Coat it with three layers of an acrylic hard ground, consisting of 90% GAC 200 acrylic varnish and 10% black airbrush pigment. Wait for one layer to dry completely between coatings.
Scratch lines into the dried varnish using a drypoint needle and an etching needle. Some of the lines are very shallow, some of them are very deep.
Ink and wipe as for an intaglio plate. I used a red-black mixture of Akua inks.

The first proof looks like a hard-ground etching. Even the lightest lines held ink and printed well. For the second proof, I added a lot more deep lines, wiped it less, and it came out more like a drypoint. All in all, the experiment was a success.
There are a couple of things that I haven…

Revivals

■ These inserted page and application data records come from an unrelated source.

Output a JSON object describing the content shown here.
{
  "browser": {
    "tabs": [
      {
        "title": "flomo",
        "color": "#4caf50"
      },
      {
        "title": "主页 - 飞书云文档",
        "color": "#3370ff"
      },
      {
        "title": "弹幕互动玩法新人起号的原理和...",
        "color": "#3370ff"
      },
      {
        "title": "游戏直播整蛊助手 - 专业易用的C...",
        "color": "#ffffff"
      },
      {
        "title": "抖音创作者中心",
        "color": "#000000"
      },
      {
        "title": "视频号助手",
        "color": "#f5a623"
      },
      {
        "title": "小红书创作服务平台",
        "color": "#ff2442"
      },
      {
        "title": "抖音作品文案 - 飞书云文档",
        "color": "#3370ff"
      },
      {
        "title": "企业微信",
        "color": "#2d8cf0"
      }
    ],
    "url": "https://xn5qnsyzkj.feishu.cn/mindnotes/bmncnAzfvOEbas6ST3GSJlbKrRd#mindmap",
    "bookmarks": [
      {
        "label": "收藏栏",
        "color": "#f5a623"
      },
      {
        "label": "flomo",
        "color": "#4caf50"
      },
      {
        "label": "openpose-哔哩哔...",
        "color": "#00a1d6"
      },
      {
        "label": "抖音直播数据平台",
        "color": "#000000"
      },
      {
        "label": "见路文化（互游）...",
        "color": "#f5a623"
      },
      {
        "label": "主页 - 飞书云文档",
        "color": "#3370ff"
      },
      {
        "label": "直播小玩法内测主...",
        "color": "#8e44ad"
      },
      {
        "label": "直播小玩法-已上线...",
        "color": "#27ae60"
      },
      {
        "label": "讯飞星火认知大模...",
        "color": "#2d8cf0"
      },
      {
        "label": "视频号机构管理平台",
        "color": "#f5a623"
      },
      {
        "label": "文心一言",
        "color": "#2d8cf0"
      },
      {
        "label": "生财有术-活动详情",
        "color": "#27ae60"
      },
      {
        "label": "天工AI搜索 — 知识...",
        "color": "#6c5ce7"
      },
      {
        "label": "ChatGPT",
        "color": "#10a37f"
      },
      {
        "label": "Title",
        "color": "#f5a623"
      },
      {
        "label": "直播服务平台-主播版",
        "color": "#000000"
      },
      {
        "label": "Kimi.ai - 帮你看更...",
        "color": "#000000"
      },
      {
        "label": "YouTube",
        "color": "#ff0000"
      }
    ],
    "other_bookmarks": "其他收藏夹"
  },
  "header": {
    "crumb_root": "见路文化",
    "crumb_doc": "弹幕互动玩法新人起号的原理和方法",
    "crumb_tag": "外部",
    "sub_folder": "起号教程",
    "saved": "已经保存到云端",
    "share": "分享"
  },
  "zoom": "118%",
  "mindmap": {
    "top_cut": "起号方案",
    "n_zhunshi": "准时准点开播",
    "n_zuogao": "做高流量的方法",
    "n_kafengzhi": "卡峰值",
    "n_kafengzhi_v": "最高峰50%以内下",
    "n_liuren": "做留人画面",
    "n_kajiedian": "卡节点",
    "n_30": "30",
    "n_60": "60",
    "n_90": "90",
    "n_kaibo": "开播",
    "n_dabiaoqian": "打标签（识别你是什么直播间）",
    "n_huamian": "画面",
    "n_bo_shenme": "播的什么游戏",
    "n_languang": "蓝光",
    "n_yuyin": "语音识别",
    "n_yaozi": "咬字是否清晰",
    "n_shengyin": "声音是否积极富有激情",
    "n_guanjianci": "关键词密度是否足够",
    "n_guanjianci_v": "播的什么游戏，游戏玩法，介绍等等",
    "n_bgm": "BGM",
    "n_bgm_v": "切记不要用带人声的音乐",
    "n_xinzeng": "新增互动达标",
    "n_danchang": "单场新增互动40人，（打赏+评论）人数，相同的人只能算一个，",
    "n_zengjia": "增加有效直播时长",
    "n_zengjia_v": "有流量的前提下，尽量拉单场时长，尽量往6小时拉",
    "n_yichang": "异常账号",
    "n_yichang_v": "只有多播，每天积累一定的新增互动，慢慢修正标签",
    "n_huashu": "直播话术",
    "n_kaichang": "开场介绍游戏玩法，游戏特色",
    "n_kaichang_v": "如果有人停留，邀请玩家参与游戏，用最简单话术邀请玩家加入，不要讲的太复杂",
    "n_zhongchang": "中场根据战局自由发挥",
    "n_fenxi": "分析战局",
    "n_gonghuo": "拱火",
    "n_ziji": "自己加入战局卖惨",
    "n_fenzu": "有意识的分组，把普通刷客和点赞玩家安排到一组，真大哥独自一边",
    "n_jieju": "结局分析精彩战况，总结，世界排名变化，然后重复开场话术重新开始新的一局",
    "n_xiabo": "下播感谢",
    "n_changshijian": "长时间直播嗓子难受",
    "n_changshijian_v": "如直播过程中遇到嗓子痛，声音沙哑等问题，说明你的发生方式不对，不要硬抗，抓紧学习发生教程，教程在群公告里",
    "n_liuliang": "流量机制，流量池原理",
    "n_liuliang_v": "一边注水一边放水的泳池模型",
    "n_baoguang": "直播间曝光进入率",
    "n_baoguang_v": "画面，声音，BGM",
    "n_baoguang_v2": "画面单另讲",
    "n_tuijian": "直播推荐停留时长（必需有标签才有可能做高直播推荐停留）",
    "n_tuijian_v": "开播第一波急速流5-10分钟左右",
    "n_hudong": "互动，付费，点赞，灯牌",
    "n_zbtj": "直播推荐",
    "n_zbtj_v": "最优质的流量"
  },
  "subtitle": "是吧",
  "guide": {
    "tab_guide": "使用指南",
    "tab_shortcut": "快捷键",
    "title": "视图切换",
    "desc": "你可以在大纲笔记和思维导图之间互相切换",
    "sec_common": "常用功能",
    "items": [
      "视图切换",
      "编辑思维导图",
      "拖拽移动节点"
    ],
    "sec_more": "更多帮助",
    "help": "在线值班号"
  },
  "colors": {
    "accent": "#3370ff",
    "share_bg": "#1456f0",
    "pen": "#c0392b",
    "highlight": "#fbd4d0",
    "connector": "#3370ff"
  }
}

A few posts ago, I mentioned that I had started going through dozens of copper and steel plates that I've taken out of storage. Some of them go back to when I first learned printmaking, in the late 1990s. I mistakenly stored some of them in bubble wrap, without ensuring there was a barrier between the bubbles and the plates. When I cleaned off the protective layers of vaseline from these copper plates, I discovered dark, round shapes all over the surface, seemingly from the bubbles in the bubble wrap. I took a fresh proof print from a plate, fearing that the pattern would show up, and thus probably imply that the plate was now unusable. But thankfully, it didn't: the bubbles are purely at the level of plate tone, so it printed like this:

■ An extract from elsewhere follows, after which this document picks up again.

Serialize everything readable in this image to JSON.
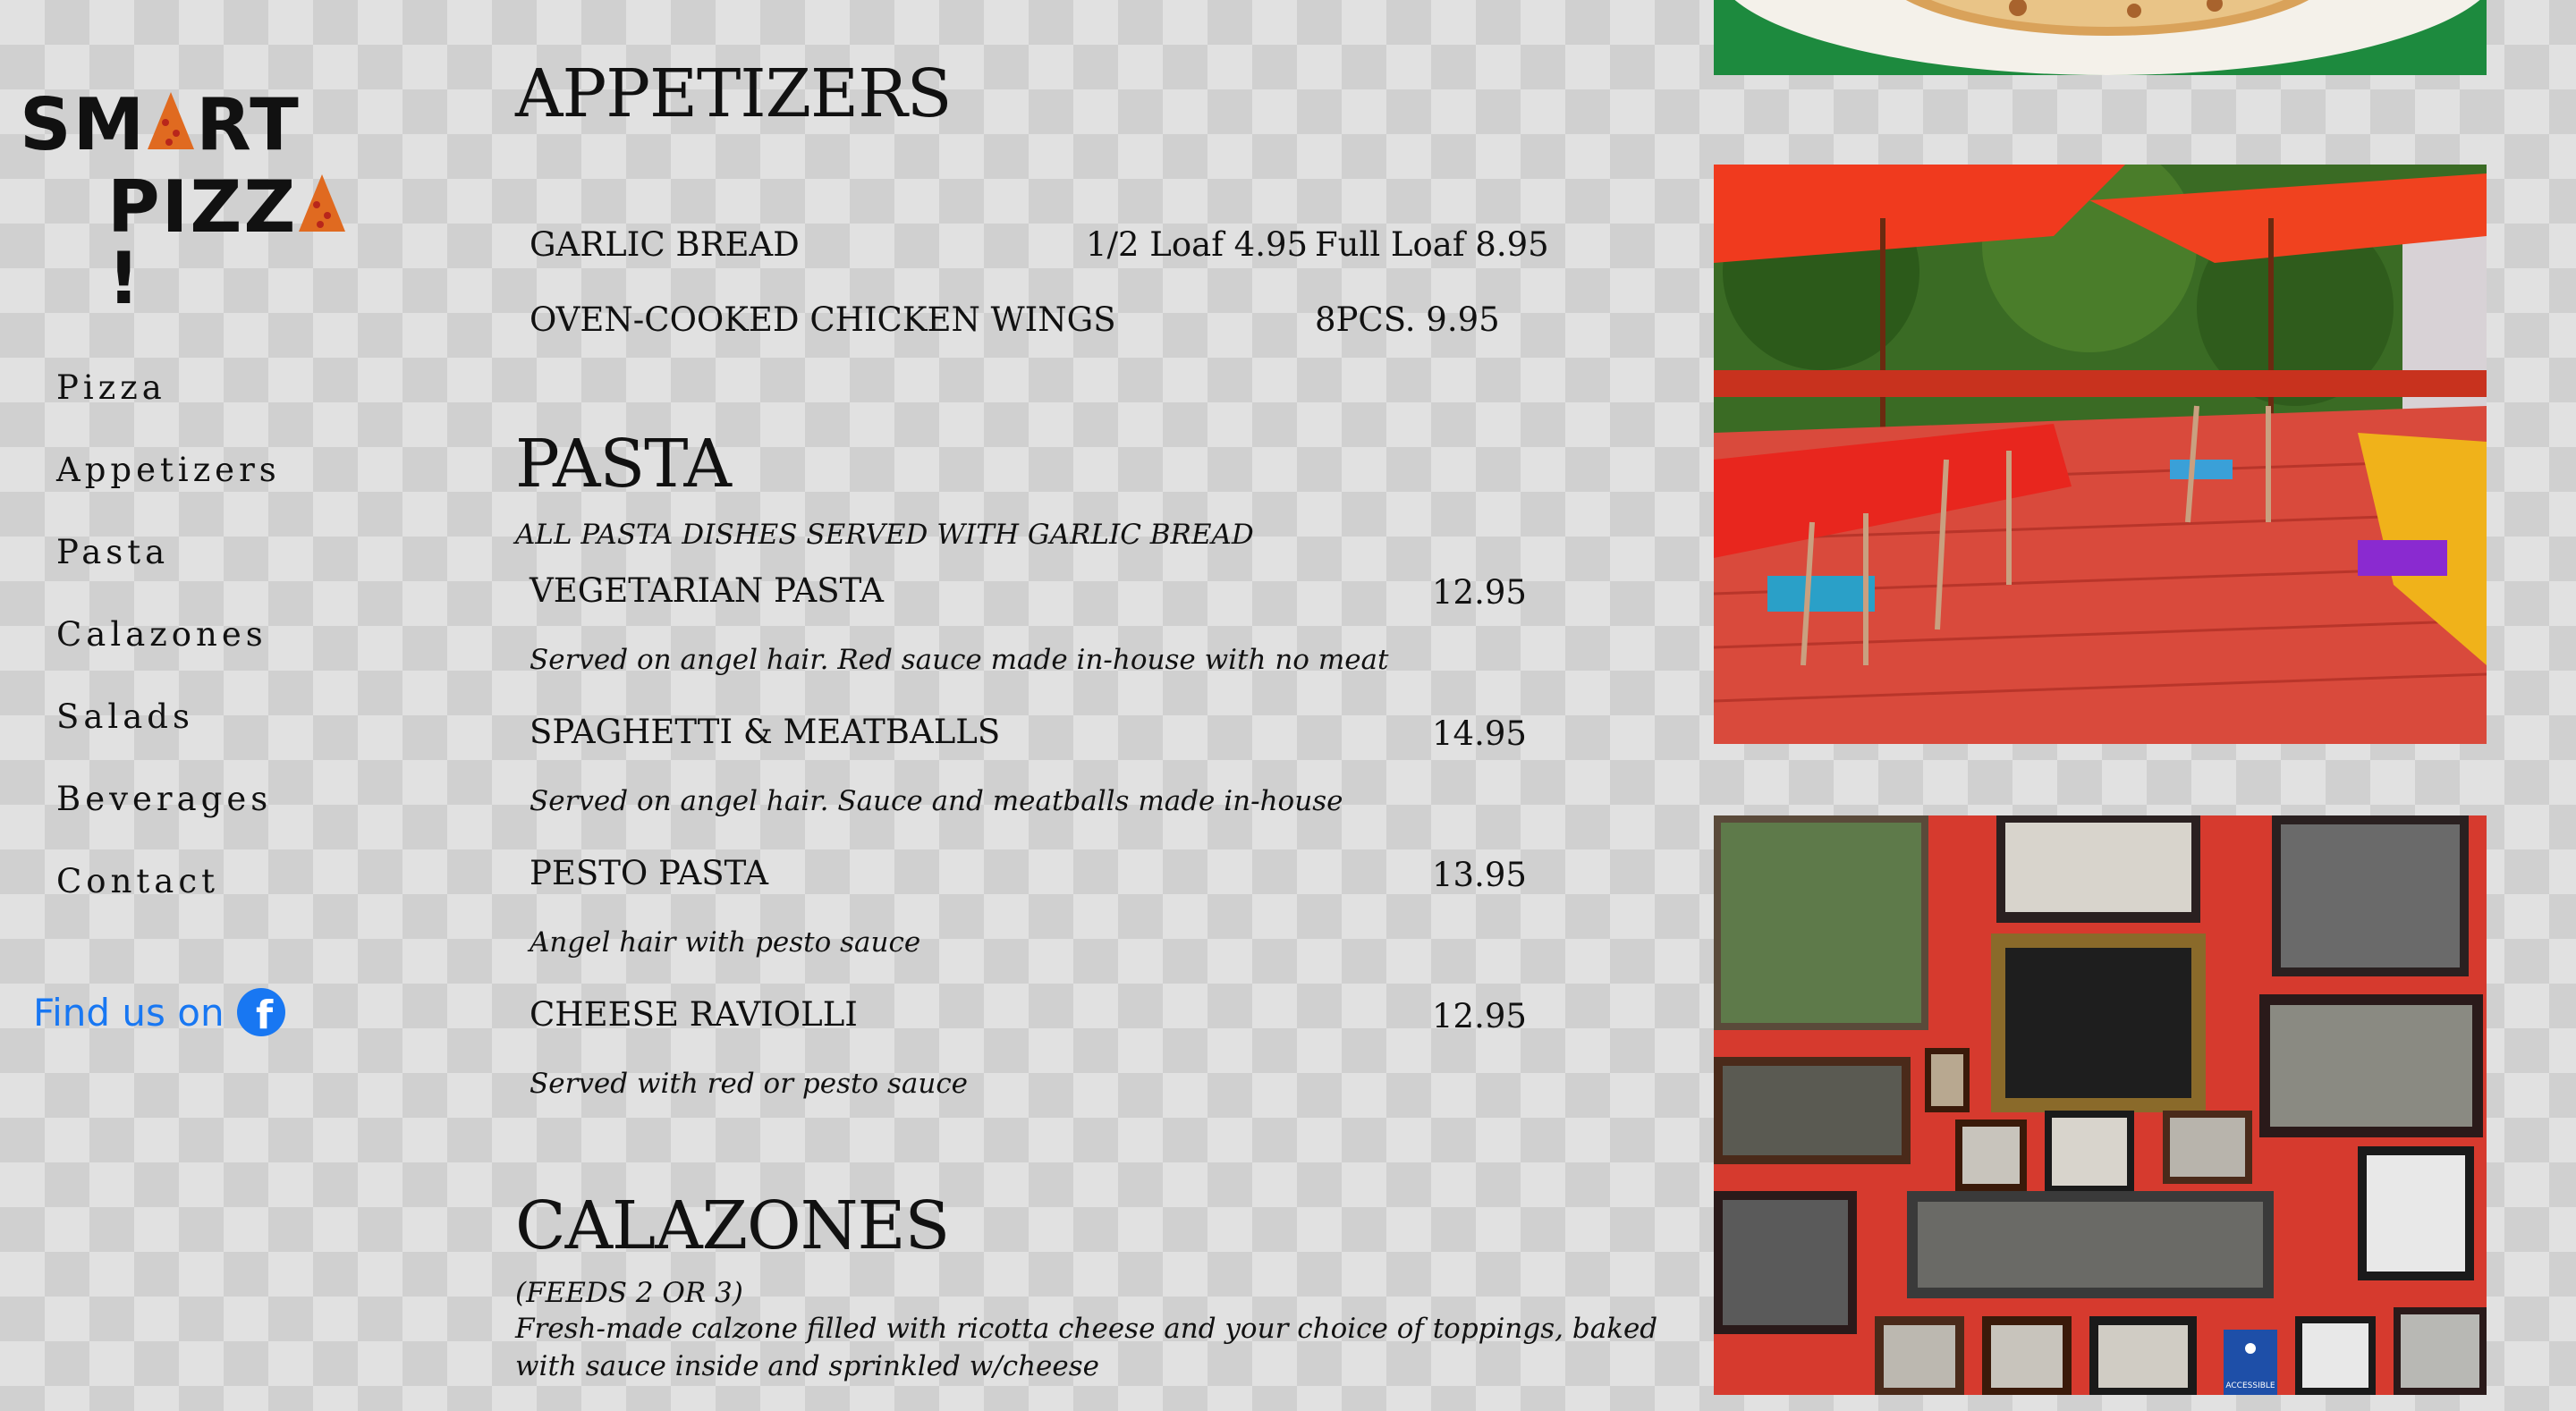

The plate is from 1997, in a series of etchings and aquatints inspired by the Nighttown/Circe chapter of Joyce's Ulysses. I haven't taken a print from the plate in over ten years, so it was particularly pleasing to see how well it pri…

I Shipped my Ship

I am in a group show at the Hyde Park Art Center starting next week. It's part of a new program of experimental, month-long exhibitions at this venerable Chicago art institution, on the south side quite close to the University of Chicago. Artist and curator Kathryn Fimreite has put together a show called The Pram Endeavor, for which she invited artists to make a small boat that will act as a metaphor for carrying an experience or a memory.Until now I had never heard the word 'pram' to mean 'boat', but a quick trip to the dictionary shows that it's a medieval English word meaning a flat bottomed boat with a squared-off bow. You learn something new all the time.
I finished my piece today and delivered it to Kathryn's studio. My contribution is called "Funeral Barque for My Grandfather.":

The boat/pram is a piece of heavyweight printmaking paper on which I printed a selection of the images I have been using for my film and works on panel during the …